* **TASK TO COMPLETE**
Every line in the data below that includes "label" belongs in the answer, copied as it stands.

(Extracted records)
_ _ _ _ _
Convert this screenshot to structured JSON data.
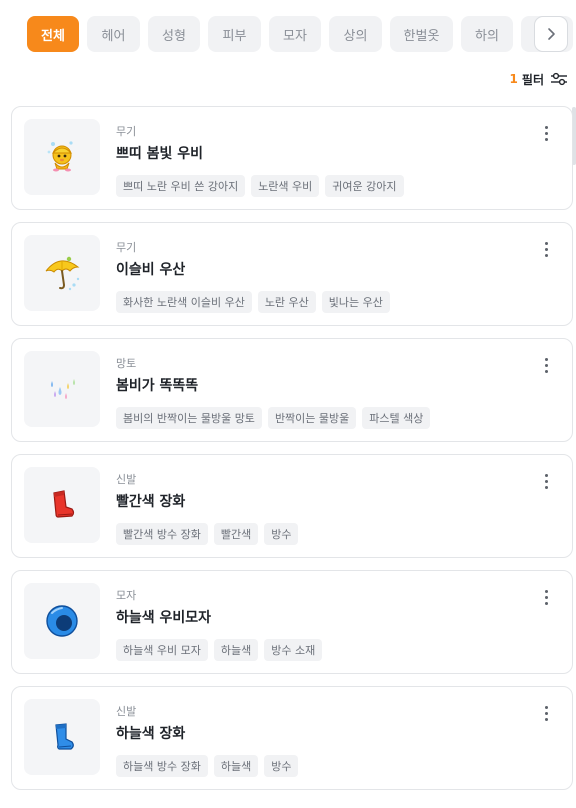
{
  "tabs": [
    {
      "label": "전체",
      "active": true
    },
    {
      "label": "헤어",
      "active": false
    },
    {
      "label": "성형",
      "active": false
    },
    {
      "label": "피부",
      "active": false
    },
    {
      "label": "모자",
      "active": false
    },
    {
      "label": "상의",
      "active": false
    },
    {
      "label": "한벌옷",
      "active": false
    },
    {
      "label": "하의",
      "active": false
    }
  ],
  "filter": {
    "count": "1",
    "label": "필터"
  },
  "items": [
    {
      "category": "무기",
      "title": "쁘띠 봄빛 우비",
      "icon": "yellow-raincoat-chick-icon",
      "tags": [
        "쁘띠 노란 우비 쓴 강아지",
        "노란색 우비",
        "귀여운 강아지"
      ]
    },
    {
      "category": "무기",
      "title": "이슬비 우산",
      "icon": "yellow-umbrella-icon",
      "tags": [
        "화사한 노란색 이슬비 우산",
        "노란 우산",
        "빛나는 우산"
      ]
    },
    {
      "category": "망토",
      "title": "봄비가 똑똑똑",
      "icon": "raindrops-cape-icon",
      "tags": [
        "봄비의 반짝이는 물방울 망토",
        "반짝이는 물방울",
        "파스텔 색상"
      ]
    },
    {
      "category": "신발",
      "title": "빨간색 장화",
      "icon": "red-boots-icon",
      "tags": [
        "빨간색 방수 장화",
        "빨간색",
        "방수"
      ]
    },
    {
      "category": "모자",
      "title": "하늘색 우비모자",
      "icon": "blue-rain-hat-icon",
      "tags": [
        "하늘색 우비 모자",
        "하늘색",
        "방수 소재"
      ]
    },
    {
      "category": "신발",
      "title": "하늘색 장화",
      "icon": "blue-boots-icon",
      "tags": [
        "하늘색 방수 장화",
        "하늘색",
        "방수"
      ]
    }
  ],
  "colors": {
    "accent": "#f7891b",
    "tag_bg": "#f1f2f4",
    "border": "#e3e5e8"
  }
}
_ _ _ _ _
* **EXERCISE OUTPUT**
      "label": "전체",
      "label": "헤어",
      "label": "성형",
      "label": "피부",
      "label": "모자",
      "label": "상의",
      "label": "한벌옷",
      "label": "하의",
    "label": "필터"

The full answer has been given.